It just so happened that I had a complete Sram drivetrain- gripshifts, XO FD and RD on my hardtail. So I swapped the shfiters and derailleurs onto my MkIII. The stuff I took off the MkIII went on to my hardtail, where it works perfectly. Go figure.
To make a short story long, here's the verdicts:
1. Pivot interference- SOLVED. In the fully inboard position, the Sram derailleur sits behind the pivot instead of up against it. Makes me wonder if this aft position causes issues on other bikes....
2. Poor shifting- SOLVED. This bike has gone from the worst shifting I've ever had to the best. The gripshift/X-Gen combo works great and there are no rub issues. (It might be that it would work find using triggers instead of gripshifts, but I didn't try it that way, so I can't speak to that.)
3. Chain dropping- SOLVED. Well, probably. I've only taken the refitted MkIII on one ride, so I hesitate to declare the patient cured. But I did take it over 23 miles of moderately rough single track. Previously, over this same terrain, I'd drop the chain 2 or 3 times. But on my test ride, the chain did not drop once, and I was doing everything I could to get it to happen. I was looking for all the dips and lips I could find, and hitting them hard with slack in the chain, trying to knock it off the rings, but it never happened. Very encouraging!
All this solved by a very simple parts swap. Which brings me to the next subject. IH really shot themselves in the foot by selling this bike with a Shimano FD. Imagine riders who aren't plugged into MTBR trying to troubleshoot these issues. Imagine the college-kid bike mechanic at Supergo or Performance trying to fix these bikes by trial and error, without the shared wisdom and experience found on these forums. Maybe IH has sent service bulletins to their dealers, but there's no mention of the issues on their website, and when I emailed their customer support, they didn't reply. I wonder how many people gave up in frustration and concluded that these bikes are real POS.
Which would be fine if these bikes were real POS, but they're not. The core of the bike- the frame and suspension- is awesome. The rear is amazingly plush. The bike is so confidence-inspiring going downhill, I just know I'm going to get into trouble going over my head. And aside from the FD issue, the parts spec, on a bang-per-buck basis, is a great value.

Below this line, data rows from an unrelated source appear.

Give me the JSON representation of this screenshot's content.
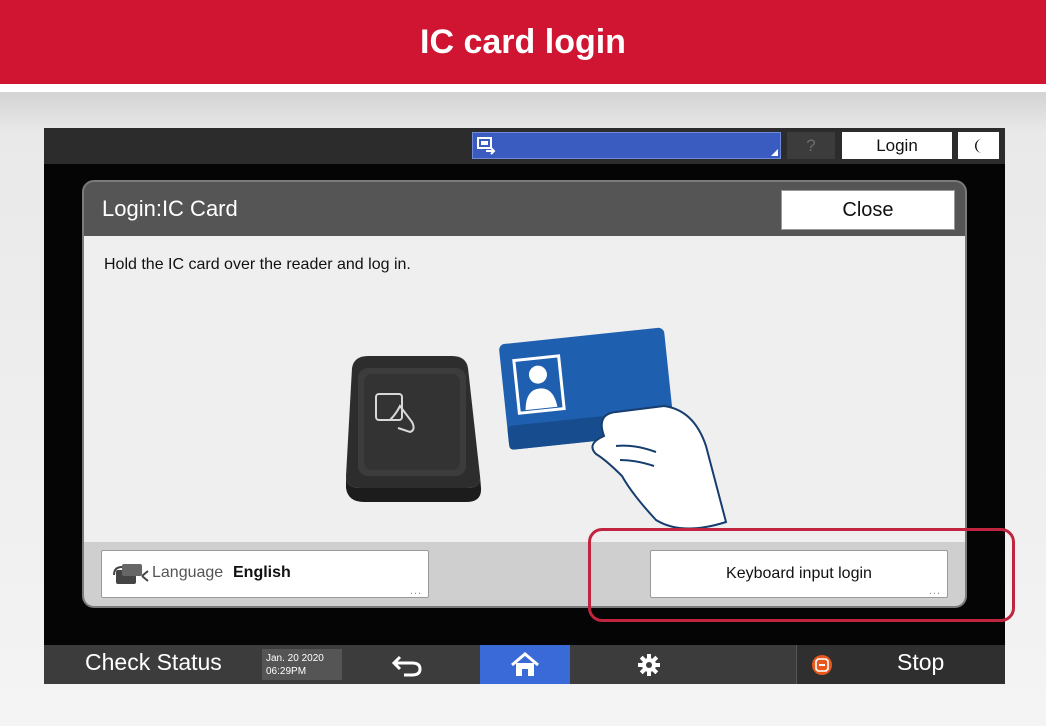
{
  "banner": {
    "title": "IC card login"
  },
  "topbar": {
    "status_icon": "copier-status-icon",
    "help_label": "?",
    "login_label": "Login",
    "sleep_icon": "moon-icon"
  },
  "dialog": {
    "title": "Login:IC Card",
    "close_label": "Close",
    "instruction": "Hold the IC card over the reader and log in.",
    "illustration": "ic-card-reader-illustration",
    "language": {
      "label": "Language",
      "value": "English",
      "icon": "language-switch-icon",
      "more": "..."
    },
    "keyboard_login": {
      "label": "Keyboard input login",
      "more": "..."
    }
  },
  "bottombar": {
    "check_status_label": "Check Status",
    "date": "Jan. 20 2020",
    "time": "06:29PM",
    "back_icon": "back-arrow-icon",
    "home_icon": "home-icon",
    "settings_icon": "gear-icon",
    "stop_icon": "stop-icon",
    "stop_label": "Stop"
  },
  "colors": {
    "banner": "#cf1532",
    "highlight": "#c0243e",
    "home_active": "#3a69d8",
    "status_area": "#3a5cc0",
    "card_blue": "#1f5fb0",
    "stop_orange": "#e8581c"
  }
}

A week ago the bike pissed me off. Now I love it.
Thanks to everyone on these forums who, by sharing their knowledge and experience, helps guys like me solve problems. MTBR is an incredible resource.